### Assigned task:
Down to the last line, set down the material below exactly; skip the pictures.
── Excerpted records
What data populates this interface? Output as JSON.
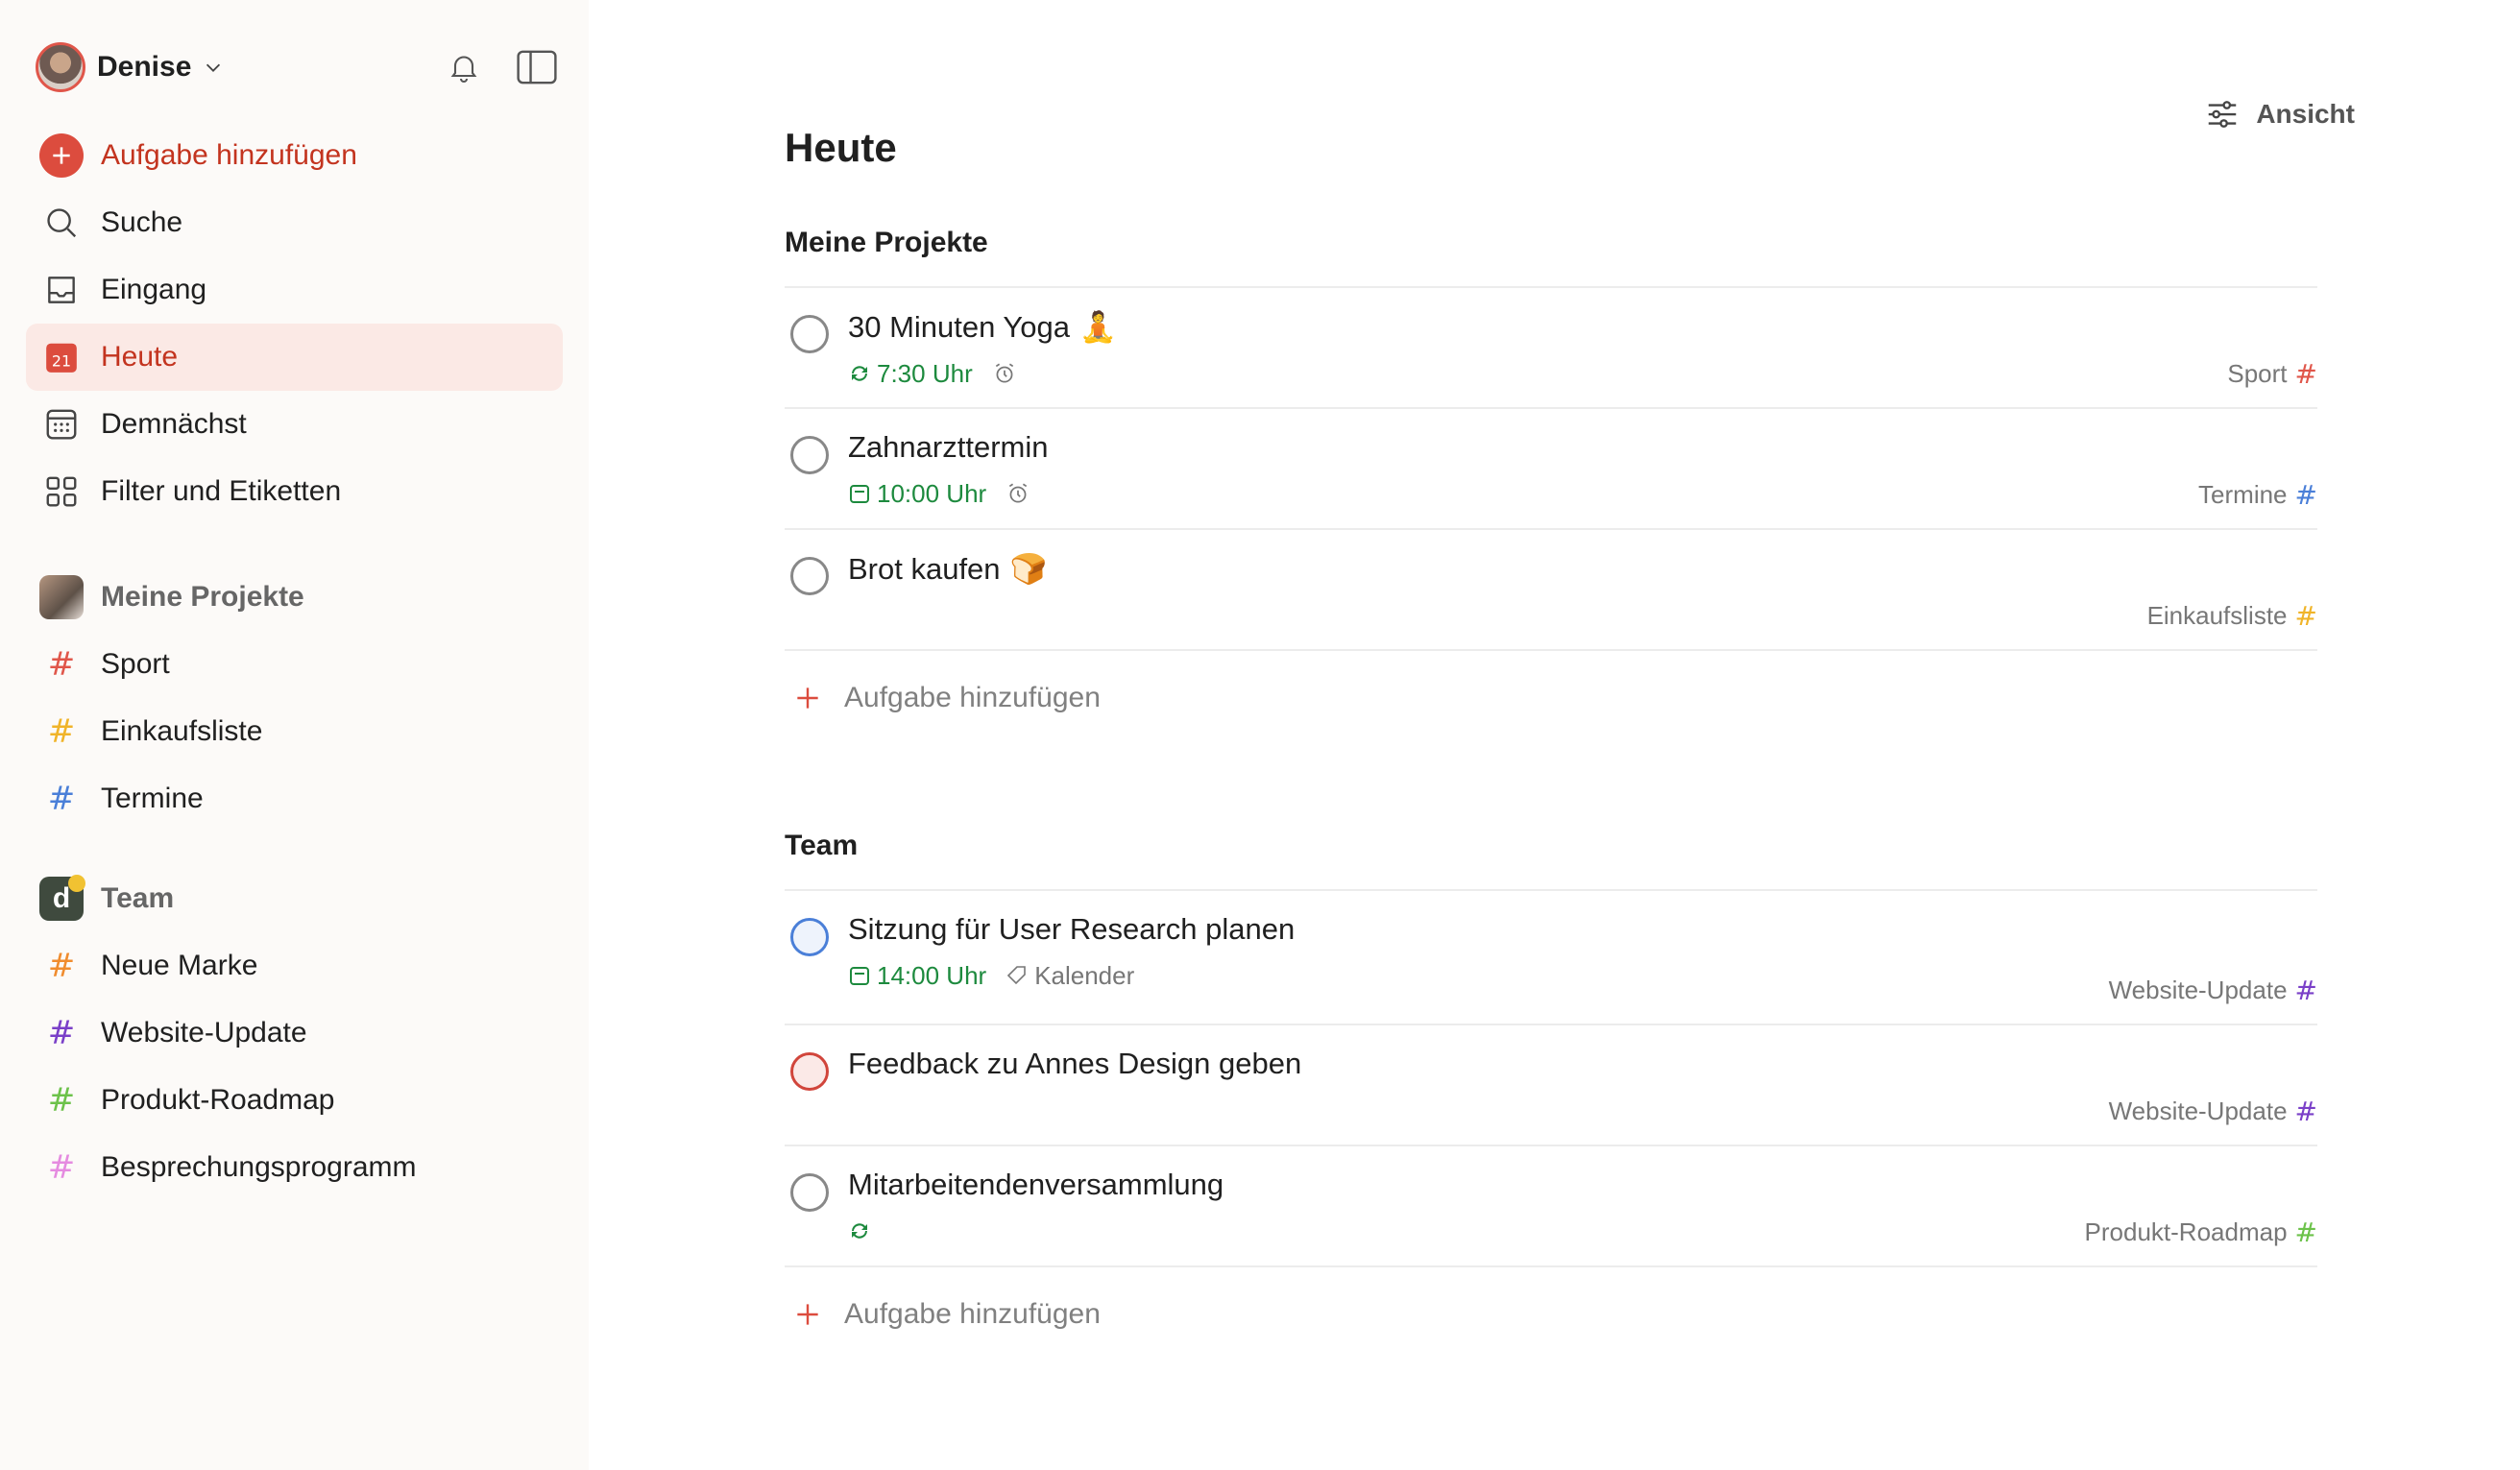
{
  "colors": {
    "accent": "#dc4c3e",
    "sport": "#e0564a",
    "einkauf": "#f0b429",
    "termine": "#4a7fd8",
    "neue_marke": "#f08c2e",
    "website": "#7a3fc8",
    "roadmap": "#6cc24a",
    "besprechung": "#e58be0",
    "date_green": "#1d8a3e"
  },
  "sidebar": {
    "user_name": "Denise",
    "nav": {
      "add": "Aufgabe hinzufügen",
      "search": "Suche",
      "inbox": "Eingang",
      "today": "Heute",
      "today_day": "21",
      "upcoming": "Demnächst",
      "filters": "Filter und Etiketten"
    },
    "my_projects": {
      "title": "Meine Projekte",
      "items": [
        {
          "label": "Sport"
        },
        {
          "label": "Einkaufsliste"
        },
        {
          "label": "Termine"
        }
      ]
    },
    "team": {
      "title": "Team",
      "avatar_letter": "d",
      "items": [
        {
          "label": "Neue Marke"
        },
        {
          "label": "Website-Update"
        },
        {
          "label": "Produkt-Roadmap"
        },
        {
          "label": "Besprechungsprogramm"
        }
      ]
    }
  },
  "main": {
    "view_label": "Ansicht",
    "title": "Heute",
    "sections": [
      {
        "title": "Meine Projekte",
        "tasks": [
          {
            "title": "30 Minuten Yoga",
            "emoji": "🧘",
            "time": "7:30 Uhr",
            "project": "Sport"
          },
          {
            "title": "Zahnarzttermin",
            "time": "10:00 Uhr",
            "project": "Termine"
          },
          {
            "title": "Brot kaufen",
            "emoji": "🍞",
            "project": "Einkaufsliste"
          }
        ],
        "add_label": "Aufgabe hinzufügen"
      },
      {
        "title": "Team",
        "tasks": [
          {
            "title": "Sitzung für User Research planen",
            "time": "14:00 Uhr",
            "label": "Kalender",
            "project": "Website-Update"
          },
          {
            "title": "Feedback zu Annes Design geben",
            "project": "Website-Update"
          },
          {
            "title": "Mitarbeitendenversammlung",
            "project": "Produkt-Roadmap"
          }
        ],
        "add_label": "Aufgabe hinzufügen"
      }
    ]
  }
}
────
### Solved exercise:
What data populates this interface? Output as JSON.
{
  "colors": {
    "accent": "#dc4c3e",
    "sport": "#e0564a",
    "einkauf": "#f0b429",
    "termine": "#4a7fd8",
    "neue_marke": "#f08c2e",
    "website": "#7a3fc8",
    "roadmap": "#6cc24a",
    "besprechung": "#e58be0",
    "date_green": "#1d8a3e"
  },
  "sidebar": {
    "user_name": "Denise",
    "nav": {
      "add": "Aufgabe hinzufügen",
      "search": "Suche",
      "inbox": "Eingang",
      "today": "Heute",
      "today_day": "21",
      "upcoming": "Demnächst",
      "filters": "Filter und Etiketten"
    },
    "my_projects": {
      "title": "Meine Projekte",
      "items": [
        {
          "label": "Sport"
        },
        {
          "label": "Einkaufsliste"
        },
        {
          "label": "Termine"
        }
      ]
    },
    "team": {
      "title": "Team",
      "avatar_letter": "d",
      "items": [
        {
          "label": "Neue Marke"
        },
        {
          "label": "Website-Update"
        },
        {
          "label": "Produkt-Roadmap"
        },
        {
          "label": "Besprechungsprogramm"
        }
      ]
    }
  },
  "main": {
    "view_label": "Ansicht",
    "title": "Heute",
    "sections": [
      {
        "title": "Meine Projekte",
        "tasks": [
          {
            "title": "30 Minuten Yoga",
            "emoji": "🧘",
            "time": "7:30 Uhr",
            "project": "Sport"
          },
          {
            "title": "Zahnarzttermin",
            "time": "10:00 Uhr",
            "project": "Termine"
          },
          {
            "title": "Brot kaufen",
            "emoji": "🍞",
            "project": "Einkaufsliste"
          }
        ],
        "add_label": "Aufgabe hinzufügen"
      },
      {
        "title": "Team",
        "tasks": [
          {
            "title": "Sitzung für User Research planen",
            "time": "14:00 Uhr",
            "label": "Kalender",
            "project": "Website-Update"
          },
          {
            "title": "Feedback zu Annes Design geben",
            "project": "Website-Update"
          },
          {
            "title": "Mitarbeitendenversammlung",
            "project": "Produkt-Roadmap"
          }
        ],
        "add_label": "Aufgabe hinzufügen"
      }
    ]
  }
}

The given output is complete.